On Charlotte Avenue, there’s a bustling cafe serving lavender lattes and stacked egg sandwiches.
The Café at Thistle Farms is a space filled with cheery conversations, the gentle clinking of silverware against plates and, quieter, the sound of survival.
The Nashville nonprofit is now one of the largest social justice enterprises for women survivors in the U.S. The workers at the café are graduates of the program that now helps women leave prostitution, trafficking, addiction and abuse. And, its work has been featured in everything from the New York Times to People Magazine.
But, it’s not just helping women here.
“We’re in 20 countries now,” Stevens said. “But, one of those groups, about two and a half years ago, was a group of women who are survivors of the horrible war and genocide in Syria.”
Like many Americans, Stevens first became aware of the magnitude of the Syrian refugee crisis through a number of documentaries released on streaming services a few years ago. As an Episcopal priest and a sex abuse survivor herself, both her own story and her faith drove Stevens off her couch and across the globe.
“In April of 2017, a group of seven of us from Thistle Farms went to the refugee camp in Greece,” Stevens said. “And, we wanted to start weaving the life vests — those horrible signs of trauma — and weave them along with the blankets the women received when they landed.”
The resulting welcome mats are now made by a spin-off of Thistle Farms, called Love Welcomes. The new nonprofit is headed by one of that original group of seven, Abi Hewitt.
“So then, about a year ago,” Stevens said, “Abi started some conversations with Banksy.”
Yeah, you read that right. Thistle Farms and Love Welcomes managed to track down the elusive and enthralling Banksy. He’s known for his distinct graffiti style and for critiquing the very art world he runs adjacent to, in works like his film, “Exit Through the Gift Shop.” Most recently, Banksy made headlines for shredding his own million-dollar painting moments after it was sold. And, yet, Love Welcomes convinced him to work together.
So, how do you start a conversation with an anonymous artist?
“Yeah, it’s difficult, and I can’t answer any of that,” Stevens said, laughing.
Right now, the mats the women are making are a traditional, almost solid-colored weave of alternating vertical and horizontal strips.

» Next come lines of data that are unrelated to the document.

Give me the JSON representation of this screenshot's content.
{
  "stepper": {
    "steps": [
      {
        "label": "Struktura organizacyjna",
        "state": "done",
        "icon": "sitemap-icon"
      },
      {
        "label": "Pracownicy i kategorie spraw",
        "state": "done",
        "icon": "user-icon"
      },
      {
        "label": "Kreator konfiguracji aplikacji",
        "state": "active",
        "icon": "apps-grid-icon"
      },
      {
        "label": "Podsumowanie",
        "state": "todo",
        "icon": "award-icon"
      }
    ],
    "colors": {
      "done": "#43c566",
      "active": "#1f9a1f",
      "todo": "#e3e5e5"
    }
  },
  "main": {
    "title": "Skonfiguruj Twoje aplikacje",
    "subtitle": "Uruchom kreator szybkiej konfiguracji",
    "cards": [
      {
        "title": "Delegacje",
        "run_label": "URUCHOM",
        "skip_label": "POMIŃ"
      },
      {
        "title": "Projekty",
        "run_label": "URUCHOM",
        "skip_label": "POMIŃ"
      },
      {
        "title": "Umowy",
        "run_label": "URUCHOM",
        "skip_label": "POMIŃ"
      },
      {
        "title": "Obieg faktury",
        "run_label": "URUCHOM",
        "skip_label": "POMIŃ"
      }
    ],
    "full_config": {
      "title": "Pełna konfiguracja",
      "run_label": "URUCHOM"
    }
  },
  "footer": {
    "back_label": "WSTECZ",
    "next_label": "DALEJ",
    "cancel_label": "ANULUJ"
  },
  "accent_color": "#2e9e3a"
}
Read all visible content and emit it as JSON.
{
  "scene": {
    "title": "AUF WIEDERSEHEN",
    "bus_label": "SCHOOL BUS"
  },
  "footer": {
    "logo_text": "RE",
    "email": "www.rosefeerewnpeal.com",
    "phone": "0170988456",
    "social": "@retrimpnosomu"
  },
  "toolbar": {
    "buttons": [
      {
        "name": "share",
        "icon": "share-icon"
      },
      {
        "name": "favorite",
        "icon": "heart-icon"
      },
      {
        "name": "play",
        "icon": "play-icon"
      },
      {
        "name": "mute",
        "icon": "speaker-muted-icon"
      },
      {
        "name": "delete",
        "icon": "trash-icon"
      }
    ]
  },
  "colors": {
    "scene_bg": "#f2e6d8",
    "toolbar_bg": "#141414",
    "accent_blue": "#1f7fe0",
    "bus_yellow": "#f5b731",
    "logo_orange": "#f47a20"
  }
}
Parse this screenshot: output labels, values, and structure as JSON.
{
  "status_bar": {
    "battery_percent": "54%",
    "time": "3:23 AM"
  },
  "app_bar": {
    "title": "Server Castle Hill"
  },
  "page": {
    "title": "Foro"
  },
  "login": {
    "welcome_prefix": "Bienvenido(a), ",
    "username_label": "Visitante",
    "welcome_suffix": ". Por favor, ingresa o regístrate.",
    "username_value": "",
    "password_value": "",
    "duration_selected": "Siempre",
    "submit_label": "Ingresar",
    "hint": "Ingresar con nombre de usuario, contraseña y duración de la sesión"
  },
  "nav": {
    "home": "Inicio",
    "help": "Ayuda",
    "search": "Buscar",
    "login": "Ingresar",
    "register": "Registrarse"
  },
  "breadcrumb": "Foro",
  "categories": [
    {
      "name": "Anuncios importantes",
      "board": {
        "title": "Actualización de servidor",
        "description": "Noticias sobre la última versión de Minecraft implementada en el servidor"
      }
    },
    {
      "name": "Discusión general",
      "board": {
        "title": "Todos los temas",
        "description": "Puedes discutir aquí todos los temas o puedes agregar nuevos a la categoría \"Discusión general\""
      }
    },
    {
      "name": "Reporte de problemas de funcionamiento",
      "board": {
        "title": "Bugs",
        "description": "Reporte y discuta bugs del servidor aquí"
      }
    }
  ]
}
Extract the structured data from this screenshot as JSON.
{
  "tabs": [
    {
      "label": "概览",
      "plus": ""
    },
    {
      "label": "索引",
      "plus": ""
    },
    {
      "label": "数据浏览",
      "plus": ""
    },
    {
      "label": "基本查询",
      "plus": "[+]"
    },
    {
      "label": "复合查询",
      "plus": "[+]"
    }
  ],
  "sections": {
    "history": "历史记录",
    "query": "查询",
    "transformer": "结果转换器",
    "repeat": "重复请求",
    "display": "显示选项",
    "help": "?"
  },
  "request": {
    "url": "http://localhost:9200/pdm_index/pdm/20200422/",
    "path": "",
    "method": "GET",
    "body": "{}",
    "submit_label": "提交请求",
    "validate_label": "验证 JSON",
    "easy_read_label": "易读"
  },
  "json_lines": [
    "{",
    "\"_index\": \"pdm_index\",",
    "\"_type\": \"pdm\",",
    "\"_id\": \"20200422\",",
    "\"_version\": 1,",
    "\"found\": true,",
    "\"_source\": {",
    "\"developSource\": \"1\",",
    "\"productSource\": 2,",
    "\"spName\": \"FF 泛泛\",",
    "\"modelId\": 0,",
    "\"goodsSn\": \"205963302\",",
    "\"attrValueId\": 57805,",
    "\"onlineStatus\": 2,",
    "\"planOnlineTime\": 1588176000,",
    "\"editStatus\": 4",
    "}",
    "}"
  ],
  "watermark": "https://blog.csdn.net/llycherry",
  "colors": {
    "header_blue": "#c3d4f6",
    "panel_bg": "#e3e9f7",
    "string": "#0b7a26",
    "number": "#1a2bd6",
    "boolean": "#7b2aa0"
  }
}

“Now, Banksy’s mat is like a really rough, more fibrous welcome mat,” Stevens said. “It’s done completely different.”
Banksy’s design is similar to the typical hay-like mat you’d see in a social media ad — scripty font in the center and all. But, this one says “Welcome” in bright orange cursive, the letters formed from refugees’ life vests. The black edging is made of the buckles and straps that held the vest to a refugee’s body as they crossed into the vast unknown.
Banksy will be teaching the women at the camp in Greece how to make his style themselves and displaying the mat design at his popup shop in London.
“I think, in some ways, it gives these projects from Thistle Farms and Love Welcomes some real street cred,” Stevens said.
As Thistle Farms continues expanding globally, these mats tell the surprising story of how interwoven the refugee crisis is with international human trafficking.
It’s a term that Laurence Hart, the director of the International Organization for Migration, says can be confusing.
“A trafficked person is someone, which is paying someone to take him or her from point A to B, but then gets documents, especially their passport, confiscated and, then, ends up allegedly having to repay the cost of the travel by providing service, which can be, at worst, sexual exploitation but can be other forms of forced labor,” Hart said.
The UN-related organization mostly studies migration across the central Mediterranean, but Hart says the women refugees who are headed all over Europe are left vulnerable to being trafficked.
And, he says, the problem is not likely to go away any time soon.
“I would say that in the last five years, I think the percentage of women arriving — their percentage remain pretty stable,” Hart said.
Love Welcomes hopes its new design will continue raising awareness of the crisis. The mats will be on sale soon, and 100 percent of the proceeds will go back to the women who made them.